OBJECTIVES Over the last two decades, the radial artery (RA) has become a routinely used conduit for coronary artery bypass graft surgery. One potential disadvantage of the radial artery is its higher susceptibility to vasospasm compared with other arterial grafts. We investigated whether adventitial dissection of the radial artery can reduce vasoconstriction and increase free blood flow. METHODS Following harvesting, the adventitia of the radial artery was dissected using coronary scissors. Surplus distal radial artery segments (n = 35) with and without adventitial dissection of patients undergoing coronary artery bypass surgery were collected and pairwise assessment of vasoreactivity to potassium chloride, U46619 and acetylcholine was performed in organ bath experiments. Free blood flow was measured before and after adventitial dissection. RESULTS Full curve and maximal vasoconstriction of the RA to potassium chloride (P = 0.015 and 0.001) and U46619 (P = 0.048 and 0.001) was significantly reduced after adventitial dissection compared with non-adventitial dissected radial arteries. Endothelium-dependent relaxation to acetylcholine of adventitial dissected radial arteries was significantly increased (P = 0.006) compared with non-adventitial dissected radial arteries. Maximal vasorelaxation to acetylcholine was significantly increased for adventitial dissected radial arteries compared with non-adventitial dissected radial arteries (P = 0.018). Free blood flow was significantly increased after adventitial dissection (P = 0.037). CONCLUSIONS The adventitial dissected radial artery is less susceptible to vasoconstriction and more prone to vasorelaxation ex vivo and shows an increased free blood flow. Therefore, we suggest adventitial dissection of the radial artery graft to reduce vasospasm for arterial revascularization in coronary artery bypass surgery.

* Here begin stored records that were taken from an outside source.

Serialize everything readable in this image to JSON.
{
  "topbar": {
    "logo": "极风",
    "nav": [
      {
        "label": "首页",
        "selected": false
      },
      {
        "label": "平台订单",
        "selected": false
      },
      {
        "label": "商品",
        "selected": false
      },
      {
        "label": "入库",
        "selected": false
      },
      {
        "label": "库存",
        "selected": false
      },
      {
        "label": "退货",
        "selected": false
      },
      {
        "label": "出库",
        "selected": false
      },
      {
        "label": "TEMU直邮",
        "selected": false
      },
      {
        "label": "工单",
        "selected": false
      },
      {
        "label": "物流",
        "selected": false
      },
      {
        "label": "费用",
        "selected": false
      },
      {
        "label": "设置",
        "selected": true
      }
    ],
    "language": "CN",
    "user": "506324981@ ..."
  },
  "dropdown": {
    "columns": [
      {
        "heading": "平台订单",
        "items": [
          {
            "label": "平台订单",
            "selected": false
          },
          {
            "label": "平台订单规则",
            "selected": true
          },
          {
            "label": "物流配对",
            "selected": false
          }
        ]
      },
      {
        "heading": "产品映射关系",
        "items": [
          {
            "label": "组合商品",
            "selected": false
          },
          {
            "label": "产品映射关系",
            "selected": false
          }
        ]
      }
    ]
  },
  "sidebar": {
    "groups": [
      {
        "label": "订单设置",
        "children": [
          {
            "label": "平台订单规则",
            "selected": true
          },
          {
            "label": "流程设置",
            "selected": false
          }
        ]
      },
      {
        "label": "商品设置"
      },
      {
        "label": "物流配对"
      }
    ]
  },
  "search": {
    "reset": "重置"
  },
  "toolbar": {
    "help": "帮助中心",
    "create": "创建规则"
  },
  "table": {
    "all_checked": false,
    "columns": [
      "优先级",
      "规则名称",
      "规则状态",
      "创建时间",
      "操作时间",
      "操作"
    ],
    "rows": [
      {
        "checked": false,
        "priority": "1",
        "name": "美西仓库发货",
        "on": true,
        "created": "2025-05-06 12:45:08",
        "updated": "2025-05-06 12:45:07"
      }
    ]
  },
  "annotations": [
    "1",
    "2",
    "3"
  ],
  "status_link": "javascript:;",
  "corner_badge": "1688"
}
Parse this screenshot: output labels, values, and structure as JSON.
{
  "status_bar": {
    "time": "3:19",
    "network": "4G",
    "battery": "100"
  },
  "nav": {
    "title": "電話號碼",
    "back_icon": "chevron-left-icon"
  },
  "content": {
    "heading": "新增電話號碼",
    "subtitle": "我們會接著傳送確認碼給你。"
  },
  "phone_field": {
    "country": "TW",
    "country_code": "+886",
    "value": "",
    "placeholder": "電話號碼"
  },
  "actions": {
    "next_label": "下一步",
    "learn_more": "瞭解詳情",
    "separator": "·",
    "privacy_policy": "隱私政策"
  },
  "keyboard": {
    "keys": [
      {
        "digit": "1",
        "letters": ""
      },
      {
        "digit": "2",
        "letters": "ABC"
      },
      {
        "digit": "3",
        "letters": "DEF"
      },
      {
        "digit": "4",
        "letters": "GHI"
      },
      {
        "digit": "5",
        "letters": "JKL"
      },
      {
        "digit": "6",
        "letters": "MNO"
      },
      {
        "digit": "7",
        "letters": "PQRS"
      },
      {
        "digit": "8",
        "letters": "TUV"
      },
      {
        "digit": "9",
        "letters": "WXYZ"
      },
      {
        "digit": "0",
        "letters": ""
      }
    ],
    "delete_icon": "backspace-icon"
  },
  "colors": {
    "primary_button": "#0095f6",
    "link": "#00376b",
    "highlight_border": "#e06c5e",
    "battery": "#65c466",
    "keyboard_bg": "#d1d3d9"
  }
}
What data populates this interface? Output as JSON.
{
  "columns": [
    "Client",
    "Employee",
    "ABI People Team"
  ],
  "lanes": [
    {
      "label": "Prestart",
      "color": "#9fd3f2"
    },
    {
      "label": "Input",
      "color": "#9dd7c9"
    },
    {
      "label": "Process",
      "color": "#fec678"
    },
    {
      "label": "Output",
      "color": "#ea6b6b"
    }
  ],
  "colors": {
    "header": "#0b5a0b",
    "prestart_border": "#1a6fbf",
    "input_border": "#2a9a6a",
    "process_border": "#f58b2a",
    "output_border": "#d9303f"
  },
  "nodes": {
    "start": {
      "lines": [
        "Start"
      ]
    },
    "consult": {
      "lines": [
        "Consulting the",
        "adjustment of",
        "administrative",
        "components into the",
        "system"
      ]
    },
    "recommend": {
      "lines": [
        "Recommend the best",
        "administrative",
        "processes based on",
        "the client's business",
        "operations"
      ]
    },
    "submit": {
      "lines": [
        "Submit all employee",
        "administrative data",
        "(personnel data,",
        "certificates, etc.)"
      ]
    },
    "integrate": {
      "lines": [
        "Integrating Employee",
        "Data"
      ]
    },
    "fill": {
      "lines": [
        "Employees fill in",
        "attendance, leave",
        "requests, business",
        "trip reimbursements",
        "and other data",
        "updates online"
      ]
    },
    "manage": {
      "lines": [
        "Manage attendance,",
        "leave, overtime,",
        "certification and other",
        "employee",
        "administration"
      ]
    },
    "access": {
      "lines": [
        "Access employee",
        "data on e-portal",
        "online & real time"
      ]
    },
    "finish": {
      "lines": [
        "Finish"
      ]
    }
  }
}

- Coronary artery bypass graft arterial grafts
- Vascular tone and reactivity
- Coronary artery bypass graft new technology
- Off-pump surgery